**Data extract**
[Start of Attachment]
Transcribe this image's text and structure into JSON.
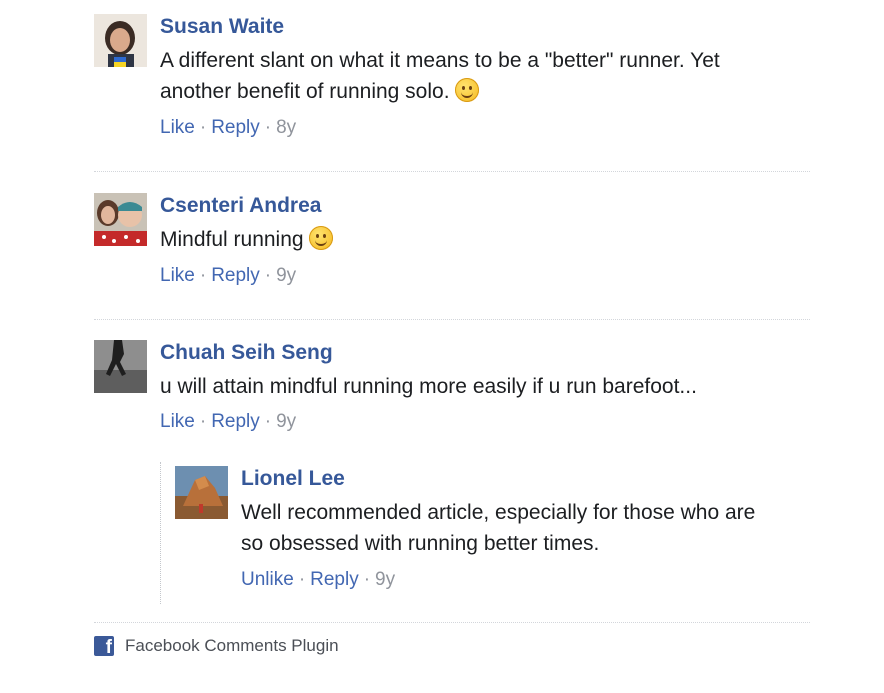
{
  "comments": [
    {
      "author": "Susan Waite",
      "lines": [
        "A different slant on what it means to be a \"better\" runner. Yet",
        "another benefit of running solo."
      ],
      "emoji": "slightly-smiling-face",
      "actions": {
        "like": "Like",
        "reply": "Reply",
        "sep": "·",
        "time": "8y"
      }
    },
    {
      "author": "Csenteri Andrea",
      "lines": [
        "Mindful running"
      ],
      "emoji": "slightly-smiling-face",
      "actions": {
        "like": "Like",
        "reply": "Reply",
        "sep": "·",
        "time": "9y"
      }
    },
    {
      "author": "Chuah Seih Seng",
      "lines": [
        "u will attain mindful running more easily if u run barefoot..."
      ],
      "actions": {
        "like": "Like",
        "reply": "Reply",
        "sep": "·",
        "time": "9y"
      },
      "replies": [
        {
          "author": "Lionel Lee",
          "lines": [
            "Well recommended article, especially for those who are",
            "so obsessed with running better times."
          ],
          "actions": {
            "like": "Unlike",
            "reply": "Reply",
            "sep": "·",
            "time": "9y"
          }
        }
      ]
    }
  ],
  "footer": {
    "label": "Facebook Comments Plugin",
    "icon": "facebook-icon"
  },
  "colors": {
    "link": "#4267b2",
    "author": "#365899",
    "meta": "#90949c",
    "brand": "#3b5998"
  }
}
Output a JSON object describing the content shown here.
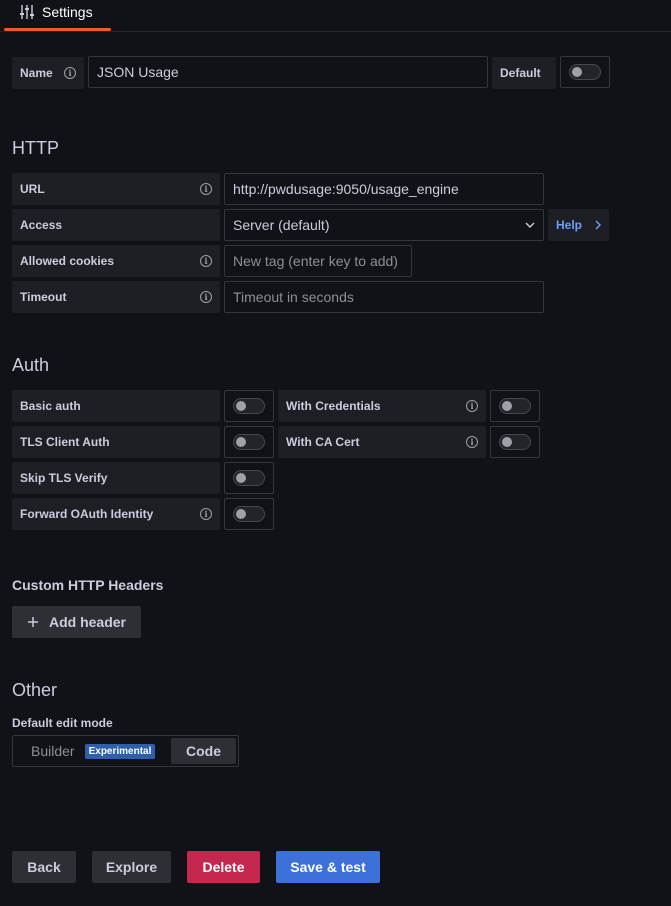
{
  "tabs": [
    {
      "label": "Settings",
      "icon": "sliders-icon",
      "active": true
    }
  ],
  "name_row": {
    "label": "Name",
    "value": "JSON Usage",
    "default_label": "Default",
    "default_on": false
  },
  "http": {
    "title": "HTTP",
    "url_label": "URL",
    "url_value": "http://pwdusage:9050/usage_engine",
    "access_label": "Access",
    "access_value": "Server (default)",
    "help_label": "Help",
    "cookies_label": "Allowed cookies",
    "cookies_placeholder": "New tag (enter key to add)",
    "timeout_label": "Timeout",
    "timeout_placeholder": "Timeout in seconds"
  },
  "auth": {
    "title": "Auth",
    "basic_auth": "Basic auth",
    "with_credentials": "With Credentials",
    "tls_client_auth": "TLS Client Auth",
    "with_ca_cert": "With CA Cert",
    "skip_tls_verify": "Skip TLS Verify",
    "forward_oauth": "Forward OAuth Identity"
  },
  "headers": {
    "title": "Custom HTTP Headers",
    "add_label": "Add header"
  },
  "other": {
    "title": "Other",
    "edit_mode_label": "Default edit mode",
    "builder_label": "Builder",
    "badge": "Experimental",
    "code_label": "Code",
    "selected": "Code"
  },
  "footer": {
    "back": "Back",
    "explore": "Explore",
    "delete": "Delete",
    "save_test": "Save & test"
  },
  "colors": {
    "background": "#111217",
    "accent_tab": "#f05a28",
    "primary": "#3d71d9",
    "danger": "#c4284f",
    "link": "#6e9fff"
  }
}
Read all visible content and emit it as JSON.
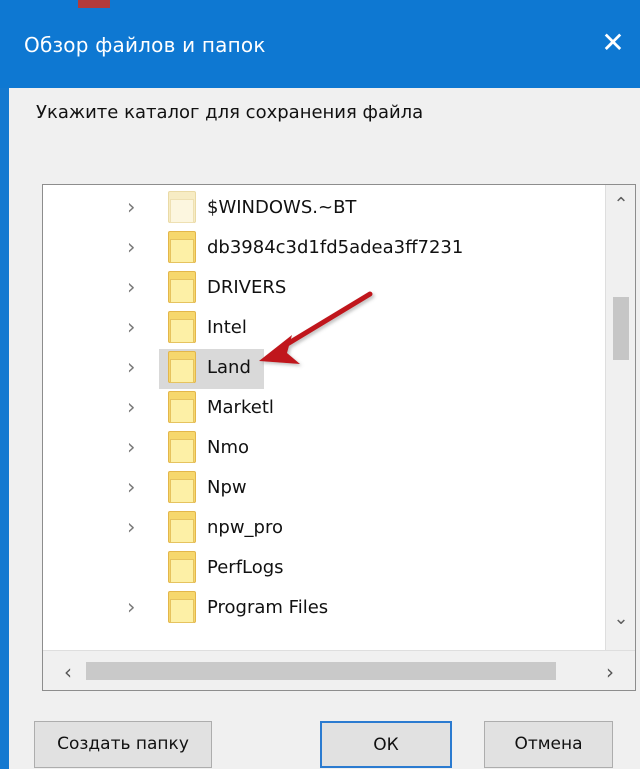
{
  "window": {
    "title": "Обзор файлов и папок",
    "close_symbol": "✕",
    "prompt": "Укажите каталог для сохранения файла"
  },
  "tree": {
    "items": [
      {
        "label": "$WINDOWS.~BT",
        "expandable": true,
        "selected": false,
        "folder_style": "light"
      },
      {
        "label": "db3984c3d1fd5adea3ff7231",
        "expandable": true,
        "selected": false,
        "folder_style": "normal"
      },
      {
        "label": "DRIVERS",
        "expandable": true,
        "selected": false,
        "folder_style": "normal"
      },
      {
        "label": "Intel",
        "expandable": true,
        "selected": false,
        "folder_style": "normal"
      },
      {
        "label": "Land",
        "expandable": true,
        "selected": true,
        "folder_style": "normal"
      },
      {
        "label": "Marketl",
        "expandable": true,
        "selected": false,
        "folder_style": "normal"
      },
      {
        "label": "Nmo",
        "expandable": true,
        "selected": false,
        "folder_style": "normal"
      },
      {
        "label": "Npw",
        "expandable": true,
        "selected": false,
        "folder_style": "normal"
      },
      {
        "label": "npw_pro",
        "expandable": true,
        "selected": false,
        "folder_style": "normal"
      },
      {
        "label": "PerfLogs",
        "expandable": false,
        "selected": false,
        "folder_style": "normal"
      },
      {
        "label": "Program Files",
        "expandable": true,
        "selected": false,
        "folder_style": "normal"
      }
    ]
  },
  "buttons": {
    "create_folder": "Создать папку",
    "ok": "ОК",
    "cancel": "Отмена"
  },
  "colors": {
    "titlebar": "#0e78d2",
    "window_bg": "#f0f0f0",
    "selection": "#d9d9d9",
    "arrow": "#c0141b",
    "primary_border": "#2b7bd0"
  },
  "icons": {
    "close": "close-icon",
    "expand": "chevron-right-icon",
    "folder": "folder-icon",
    "scroll_up": "chevron-up-icon",
    "scroll_down": "chevron-down-icon",
    "scroll_left": "chevron-left-icon",
    "scroll_right": "chevron-right-icon"
  }
}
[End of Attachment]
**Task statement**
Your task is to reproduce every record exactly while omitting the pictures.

**Expected output**
Transcribe this image's text and structure into JSON.
{
  "comments": [
    {
      "author": "Susan Waite",
      "lines": [
        "A different slant on what it means to be a \"better\" runner. Yet",
        "another benefit of running solo."
      ],
      "emoji": "slightly-smiling-face",
      "actions": {
        "like": "Like",
        "reply": "Reply",
        "sep": "·",
        "time": "8y"
      }
    },
    {
      "author": "Csenteri Andrea",
      "lines": [
        "Mindful running"
      ],
      "emoji": "slightly-smiling-face",
      "actions": {
        "like": "Like",
        "reply": "Reply",
        "sep": "·",
        "time": "9y"
      }
    },
    {
      "author": "Chuah Seih Seng",
      "lines": [
        "u will attain mindful running more easily if u run barefoot..."
      ],
      "actions": {
        "like": "Like",
        "reply": "Reply",
        "sep": "·",
        "time": "9y"
      },
      "replies": [
        {
          "author": "Lionel Lee",
          "lines": [
            "Well recommended article, especially for those who are",
            "so obsessed with running better times."
          ],
          "actions": {
            "like": "Unlike",
            "reply": "Reply",
            "sep": "·",
            "time": "9y"
          }
        }
      ]
    }
  ],
  "footer": {
    "label": "Facebook Comments Plugin",
    "icon": "facebook-icon"
  },
  "colors": {
    "link": "#4267b2",
    "author": "#365899",
    "meta": "#90949c",
    "brand": "#3b5998"
  }
}
Output a JSON object describing the content shown here.
{
  "tabs": [
    {
      "label": "Settings",
      "icon": "sliders-icon",
      "active": true
    }
  ],
  "name_row": {
    "label": "Name",
    "value": "JSON Usage",
    "default_label": "Default",
    "default_on": false
  },
  "http": {
    "title": "HTTP",
    "url_label": "URL",
    "url_value": "http://pwdusage:9050/usage_engine",
    "access_label": "Access",
    "access_value": "Server (default)",
    "help_label": "Help",
    "cookies_label": "Allowed cookies",
    "cookies_placeholder": "New tag (enter key to add)",
    "timeout_label": "Timeout",
    "timeout_placeholder": "Timeout in seconds"
  },
  "auth": {
    "title": "Auth",
    "basic_auth": "Basic auth",
    "with_credentials": "With Credentials",
    "tls_client_auth": "TLS Client Auth",
    "with_ca_cert": "With CA Cert",
    "skip_tls_verify": "Skip TLS Verify",
    "forward_oauth": "Forward OAuth Identity"
  },
  "headers": {
    "title": "Custom HTTP Headers",
    "add_label": "Add header"
  },
  "other": {
    "title": "Other",
    "edit_mode_label": "Default edit mode",
    "builder_label": "Builder",
    "badge": "Experimental",
    "code_label": "Code",
    "selected": "Code"
  },
  "footer": {
    "back": "Back",
    "explore": "Explore",
    "delete": "Delete",
    "save_test": "Save & test"
  },
  "colors": {
    "background": "#111217",
    "accent_tab": "#f05a28",
    "primary": "#3d71d9",
    "danger": "#c4284f",
    "link": "#6e9fff"
  }
}
Read all visible content and emit it as JSON.
{
  "window": {
    "title": "Обзор файлов и папок",
    "close_symbol": "✕",
    "prompt": "Укажите каталог для сохранения файла"
  },
  "tree": {
    "items": [
      {
        "label": "$WINDOWS.~BT",
        "expandable": true,
        "selected": false,
        "folder_style": "light"
      },
      {
        "label": "db3984c3d1fd5adea3ff7231",
        "expandable": true,
        "selected": false,
        "folder_style": "normal"
      },
      {
        "label": "DRIVERS",
        "expandable": true,
        "selected": false,
        "folder_style": "normal"
      },
      {
        "label": "Intel",
        "expandable": true,
        "selected": false,
        "folder_style": "normal"
      },
      {
        "label": "Land",
        "expandable": true,
        "selected": true,
        "folder_style": "normal"
      },
      {
        "label": "Marketl",
        "expandable": true,
        "selected": false,
        "folder_style": "normal"
      },
      {
        "label": "Nmo",
        "expandable": true,
        "selected": false,
        "folder_style": "normal"
      },
      {
        "label": "Npw",
        "expandable": true,
        "selected": false,
        "folder_style": "normal"
      },
      {
        "label": "npw_pro",
        "expandable": true,
        "selected": false,
        "folder_style": "normal"
      },
      {
        "label": "PerfLogs",
        "expandable": false,
        "selected": false,
        "folder_style": "normal"
      },
      {
        "label": "Program Files",
        "expandable": true,
        "selected": false,
        "folder_style": "normal"
      }
    ]
  },
  "buttons": {
    "create_folder": "Создать папку",
    "ok": "ОК",
    "cancel": "Отмена"
  },
  "colors": {
    "titlebar": "#0e78d2",
    "window_bg": "#f0f0f0",
    "selection": "#d9d9d9",
    "arrow": "#c0141b",
    "primary_border": "#2b7bd0"
  },
  "icons": {
    "close": "close-icon",
    "expand": "chevron-right-icon",
    "folder": "folder-icon",
    "scroll_up": "chevron-up-icon",
    "scroll_down": "chevron-down-icon",
    "scroll_left": "chevron-left-icon",
    "scroll_right": "chevron-right-icon"
  }
}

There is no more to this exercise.